I am holding positions in the Cloud, Health and Bond space as they appear to be under institutional accumulation. I am seeing both strong fundamentals (sales and earnings) and technicals (chart patterns) and these “themes” appear to be in favor. Cloud Computing is storing and accessing data and programs over the Internet instead of your local computer. More and more businesses are moving to Cloud based services especially as Internet speeds increase (5G) and prices decline. Historically, Cloud and Health stocks have been very little affected by the China Trade War and if it is resolved shortly, I would still expect “big money” may support these themes. Bonds are generally doing well mainly because of an anticipated economic slow-down therefore I believe the market does not expect the Fed to raise rates any time soon. I happen to think the next move by the Fed will be to lower rates. I am seeking to buy leading stocks on weakness after exhibiting strength with the highest quality fundamentals, exhibiting the most strength in their industry groups.
Bottom line: The trend is your friend and the trend has continued up! Junk Bonds are also trending higher and they have already taken out their October highs and trading near all-time highs. I believe this bodes well for the market and I expect the indexes may take out their highs as well. If I am wrong, I will be quick to do what is necessary to minimize risk in an effort to maximize our gains. I wish you well!
Weekly Update: The NAAIM Member Exposure Index
The NAAIM Exposure Index represents the average exposure to US Equity markets as reported by our members in the organization’s weekly survey. Note that many NAAIM members are risk managers and tend to reduce exposure to the markets during high risk environments.
For example, at the beginning of October, with the stock market near all-time highs, the NAAIM Exposure Index stood at approximately 90%. However, by the end of November – and before December’s precipitous drop – the exposure index had dropped to 53.2%. Currently (mid-February) the Exposure Index is above 80%.
NOT INVESTMENT ADVICE. The analysis and information in this report and on our website is for informational purposes only.
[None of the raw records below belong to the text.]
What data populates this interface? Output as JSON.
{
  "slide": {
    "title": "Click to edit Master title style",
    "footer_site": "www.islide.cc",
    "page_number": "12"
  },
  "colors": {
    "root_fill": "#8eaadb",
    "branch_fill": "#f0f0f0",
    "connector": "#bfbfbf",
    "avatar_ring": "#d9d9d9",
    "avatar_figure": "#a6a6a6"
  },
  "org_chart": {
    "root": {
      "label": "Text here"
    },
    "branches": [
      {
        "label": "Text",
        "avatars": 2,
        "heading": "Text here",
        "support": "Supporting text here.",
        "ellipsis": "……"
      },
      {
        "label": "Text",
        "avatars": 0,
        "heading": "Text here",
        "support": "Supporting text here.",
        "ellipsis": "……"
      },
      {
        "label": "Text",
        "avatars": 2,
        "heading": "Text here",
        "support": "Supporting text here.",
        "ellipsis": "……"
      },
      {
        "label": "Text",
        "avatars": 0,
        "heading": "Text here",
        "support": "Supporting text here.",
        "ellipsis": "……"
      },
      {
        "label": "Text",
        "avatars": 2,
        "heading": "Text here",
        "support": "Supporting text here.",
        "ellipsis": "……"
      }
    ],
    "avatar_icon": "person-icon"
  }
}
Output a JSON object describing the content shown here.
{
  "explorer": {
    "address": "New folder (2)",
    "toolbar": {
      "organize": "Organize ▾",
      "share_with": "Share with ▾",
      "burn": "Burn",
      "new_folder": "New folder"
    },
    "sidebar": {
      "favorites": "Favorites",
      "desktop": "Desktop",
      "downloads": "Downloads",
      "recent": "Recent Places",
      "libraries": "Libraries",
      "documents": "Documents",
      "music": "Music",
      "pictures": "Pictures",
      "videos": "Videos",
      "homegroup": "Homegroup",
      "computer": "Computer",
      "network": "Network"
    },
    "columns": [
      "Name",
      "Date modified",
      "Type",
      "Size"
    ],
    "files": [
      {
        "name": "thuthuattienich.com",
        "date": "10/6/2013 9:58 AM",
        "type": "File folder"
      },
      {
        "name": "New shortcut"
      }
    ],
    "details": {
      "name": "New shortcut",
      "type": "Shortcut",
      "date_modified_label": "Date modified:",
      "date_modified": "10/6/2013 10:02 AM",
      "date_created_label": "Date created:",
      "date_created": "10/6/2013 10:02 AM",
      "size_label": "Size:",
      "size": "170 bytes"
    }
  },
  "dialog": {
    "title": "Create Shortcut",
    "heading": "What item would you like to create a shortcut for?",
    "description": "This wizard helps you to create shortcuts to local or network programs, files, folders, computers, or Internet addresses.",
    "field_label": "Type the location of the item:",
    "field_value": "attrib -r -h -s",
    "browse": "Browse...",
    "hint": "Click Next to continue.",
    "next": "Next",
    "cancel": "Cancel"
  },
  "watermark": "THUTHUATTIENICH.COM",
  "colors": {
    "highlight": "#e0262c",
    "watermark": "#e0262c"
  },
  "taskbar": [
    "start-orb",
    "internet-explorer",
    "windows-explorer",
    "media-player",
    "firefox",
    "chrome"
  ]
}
No part of the material presented in this report or on our websites is intended as an investment recommendation or investment advice. Neither the information nor any opinion expressed nor any Portfolio constitutes a solicitation to purchase or sell securities or any investment program. The opinions and forecasts expressed are those of the editors and may not actually come to pass. The opinions and viewpoints regarding the future of the markets should not be construed as recommendations of any specific security nor specific investment advice. Investors should always consult an investment professional before making any investment.